[Opening Material provided section]
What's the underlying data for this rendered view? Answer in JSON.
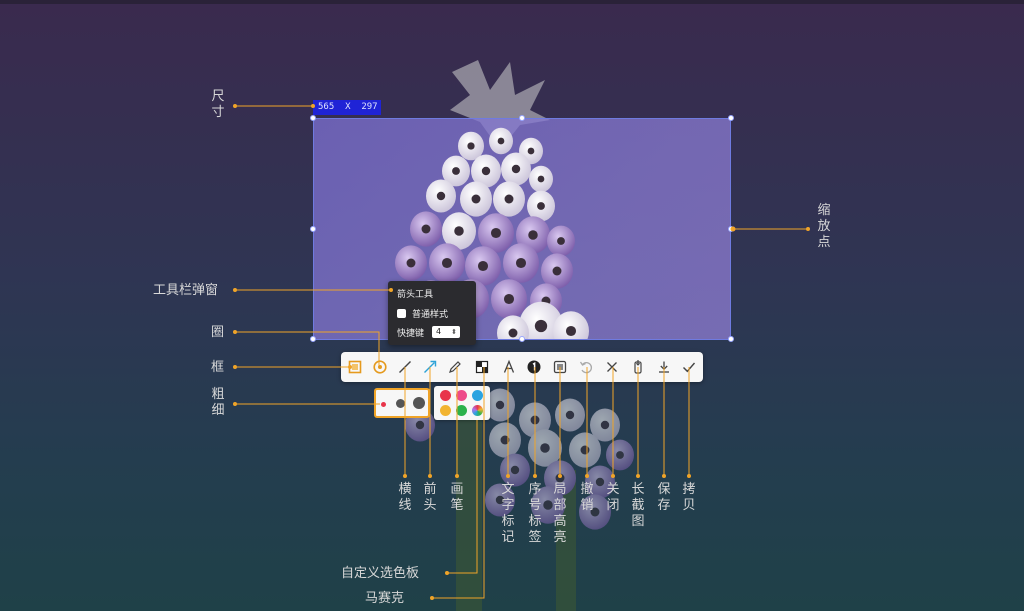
{
  "size_badge": "565  X  297",
  "popup": {
    "title": "箭头工具",
    "checkbox_label": "普通样式",
    "shortcut_label": "快捷键",
    "shortcut_value": "4"
  },
  "annotations": {
    "size": "尺寸",
    "zoom_point": "缩放点",
    "popup": "工具栏弹窗",
    "circle": "圈",
    "box": "框",
    "thickness": "粗细",
    "line": "横线",
    "arrow": "前头",
    "pen": "画笔",
    "text": "文字标记",
    "number": "序号标签",
    "highlight": "局部高亮",
    "undo": "撤销",
    "close": "关闭",
    "long": "长截图",
    "save": "保存",
    "copy": "拷贝",
    "custom_palette": "自定义选色板",
    "mosaic": "马赛克"
  },
  "toolbar": {
    "tools": [
      "rect-icon",
      "circle-icon",
      "line-icon",
      "arrow-icon",
      "pen-icon",
      "mosaic-icon",
      "text-icon",
      "number-icon",
      "highlight-icon",
      "undo-icon",
      "close-icon",
      "long-screenshot-icon",
      "download-icon",
      "check-icon"
    ]
  },
  "colors": {
    "accent": "#f0a428",
    "selection_border": "#6f7be0",
    "badge": "#1f23d6",
    "swatches": [
      "#e8344a",
      "#ee4a8a",
      "#2aa3e0",
      "#f2b431",
      "#2bb24c",
      "#b072e6"
    ]
  }
}
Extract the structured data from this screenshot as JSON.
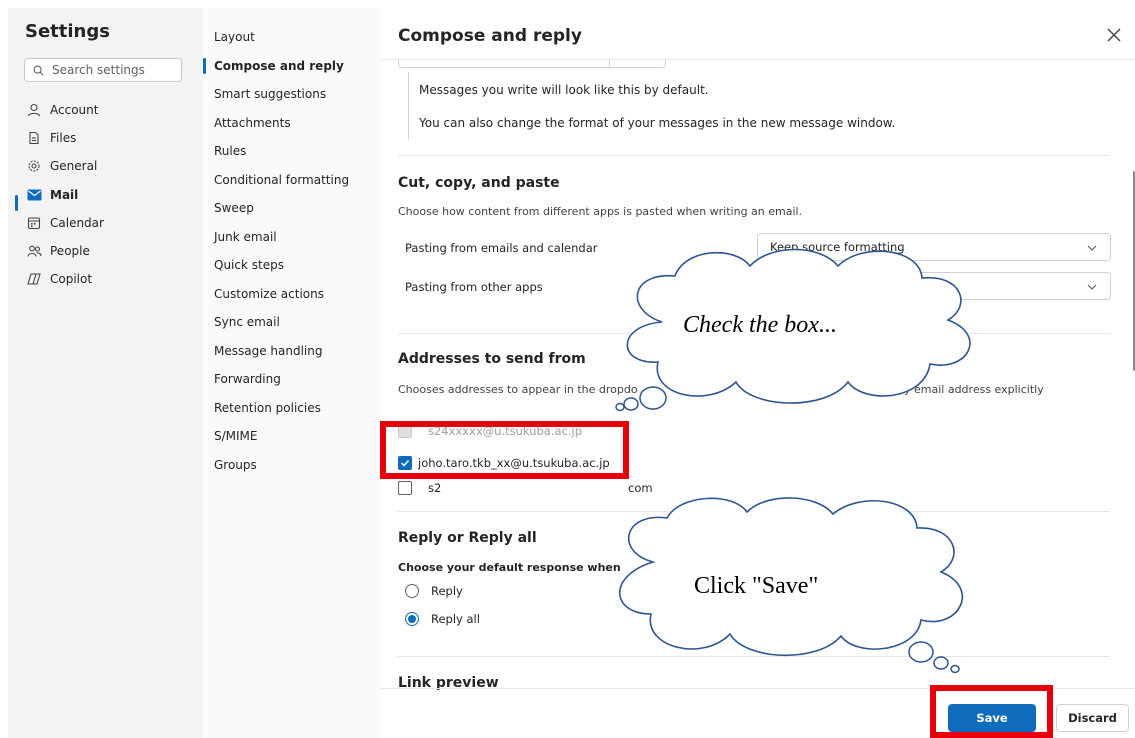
{
  "sidebar": {
    "title": "Settings",
    "search_placeholder": "Search settings",
    "items": [
      {
        "label": "Account"
      },
      {
        "label": "Files"
      },
      {
        "label": "General"
      },
      {
        "label": "Mail"
      },
      {
        "label": "Calendar"
      },
      {
        "label": "People"
      },
      {
        "label": "Copilot"
      }
    ],
    "active_item": "Mail"
  },
  "mail_menu": {
    "items": [
      {
        "label": "Layout"
      },
      {
        "label": "Compose and reply"
      },
      {
        "label": "Smart suggestions"
      },
      {
        "label": "Attachments"
      },
      {
        "label": "Rules"
      },
      {
        "label": "Conditional formatting"
      },
      {
        "label": "Sweep"
      },
      {
        "label": "Junk email"
      },
      {
        "label": "Quick steps"
      },
      {
        "label": "Customize actions"
      },
      {
        "label": "Sync email"
      },
      {
        "label": "Message handling"
      },
      {
        "label": "Forwarding"
      },
      {
        "label": "Retention policies"
      },
      {
        "label": "S/MIME"
      },
      {
        "label": "Groups"
      }
    ],
    "active_item": "Compose and reply"
  },
  "main": {
    "title": "Compose and reply",
    "format_note_1": "Messages you write will look like this by default.",
    "format_note_2": "You can also change the format of your messages in the new message window.",
    "cut_copy_paste": {
      "title": "Cut, copy, and paste",
      "description": "Choose how content from different apps is pasted when writing an email.",
      "row1_label": "Pasting from emails and calendar",
      "row1_value": "Keep source formatting",
      "row2_label": "Pasting from other apps",
      "row2_value": ""
    },
    "addresses": {
      "title": "Addresses to send from",
      "description_start": "Chooses addresses to appear in the dropdo",
      "description_end": "y email address explicitly",
      "address_1": "s24xxxxx@u.tsukuba.ac.jp",
      "address_2": "joho.taro.tkb_xx@u.tsukuba.ac.jp",
      "address_3_start": "s2",
      "address_3_end": "com"
    },
    "reply": {
      "title": "Reply or Reply all",
      "description": "Choose your default response when",
      "option_reply": "Reply",
      "option_reply_all": "Reply all",
      "selected": "Reply all"
    },
    "link_preview_title": "Link preview"
  },
  "footer": {
    "save_label": "Save",
    "discard_label": "Discard"
  },
  "annotations": {
    "cloud_1_text": "Check the box...",
    "cloud_2_text": "Click \"Save\"",
    "highlight_color": "#e8000b"
  },
  "colors": {
    "accent": "#0f6cbd",
    "sidebar_bg": "#f3f3f3",
    "submenu_bg": "#fafafa"
  }
}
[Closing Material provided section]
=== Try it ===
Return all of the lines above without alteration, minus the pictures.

=== Your solution ===
What's the underlying data for this rendered view? Answer in JSON.
{
  "size_badge": "565  X  297",
  "popup": {
    "title": "箭头工具",
    "checkbox_label": "普通样式",
    "shortcut_label": "快捷键",
    "shortcut_value": "4"
  },
  "annotations": {
    "size": "尺寸",
    "zoom_point": "缩放点",
    "popup": "工具栏弹窗",
    "circle": "圈",
    "box": "框",
    "thickness": "粗细",
    "line": "横线",
    "arrow": "前头",
    "pen": "画笔",
    "text": "文字标记",
    "number": "序号标签",
    "highlight": "局部高亮",
    "undo": "撤销",
    "close": "关闭",
    "long": "长截图",
    "save": "保存",
    "copy": "拷贝",
    "custom_palette": "自定义选色板",
    "mosaic": "马赛克"
  },
  "toolbar": {
    "tools": [
      "rect-icon",
      "circle-icon",
      "line-icon",
      "arrow-icon",
      "pen-icon",
      "mosaic-icon",
      "text-icon",
      "number-icon",
      "highlight-icon",
      "undo-icon",
      "close-icon",
      "long-screenshot-icon",
      "download-icon",
      "check-icon"
    ]
  },
  "colors": {
    "accent": "#f0a428",
    "selection_border": "#6f7be0",
    "badge": "#1f23d6",
    "swatches": [
      "#e8344a",
      "#ee4a8a",
      "#2aa3e0",
      "#f2b431",
      "#2bb24c",
      "#b072e6"
    ]
  }
}
Extract the structured data from this screenshot as JSON.
{
  "sidebar": {
    "title": "Settings",
    "search_placeholder": "Search settings",
    "items": [
      {
        "label": "Account"
      },
      {
        "label": "Files"
      },
      {
        "label": "General"
      },
      {
        "label": "Mail"
      },
      {
        "label": "Calendar"
      },
      {
        "label": "People"
      },
      {
        "label": "Copilot"
      }
    ],
    "active_item": "Mail"
  },
  "mail_menu": {
    "items": [
      {
        "label": "Layout"
      },
      {
        "label": "Compose and reply"
      },
      {
        "label": "Smart suggestions"
      },
      {
        "label": "Attachments"
      },
      {
        "label": "Rules"
      },
      {
        "label": "Conditional formatting"
      },
      {
        "label": "Sweep"
      },
      {
        "label": "Junk email"
      },
      {
        "label": "Quick steps"
      },
      {
        "label": "Customize actions"
      },
      {
        "label": "Sync email"
      },
      {
        "label": "Message handling"
      },
      {
        "label": "Forwarding"
      },
      {
        "label": "Retention policies"
      },
      {
        "label": "S/MIME"
      },
      {
        "label": "Groups"
      }
    ],
    "active_item": "Compose and reply"
  },
  "main": {
    "title": "Compose and reply",
    "format_note_1": "Messages you write will look like this by default.",
    "format_note_2": "You can also change the format of your messages in the new message window.",
    "cut_copy_paste": {
      "title": "Cut, copy, and paste",
      "description": "Choose how content from different apps is pasted when writing an email.",
      "row1_label": "Pasting from emails and calendar",
      "row1_value": "Keep source formatting",
      "row2_label": "Pasting from other apps",
      "row2_value": ""
    },
    "addresses": {
      "title": "Addresses to send from",
      "description_start": "Chooses addresses to appear in the dropdo",
      "description_end": "y email address explicitly",
      "address_1": "s24xxxxx@u.tsukuba.ac.jp",
      "address_2": "joho.taro.tkb_xx@u.tsukuba.ac.jp",
      "address_3_start": "s2",
      "address_3_end": "com"
    },
    "reply": {
      "title": "Reply or Reply all",
      "description": "Choose your default response when",
      "option_reply": "Reply",
      "option_reply_all": "Reply all",
      "selected": "Reply all"
    },
    "link_preview_title": "Link preview"
  },
  "footer": {
    "save_label": "Save",
    "discard_label": "Discard"
  },
  "annotations": {
    "cloud_1_text": "Check the box...",
    "cloud_2_text": "Click \"Save\"",
    "highlight_color": "#e8000b"
  },
  "colors": {
    "accent": "#0f6cbd",
    "sidebar_bg": "#f3f3f3",
    "submenu_bg": "#fafafa"
  }
}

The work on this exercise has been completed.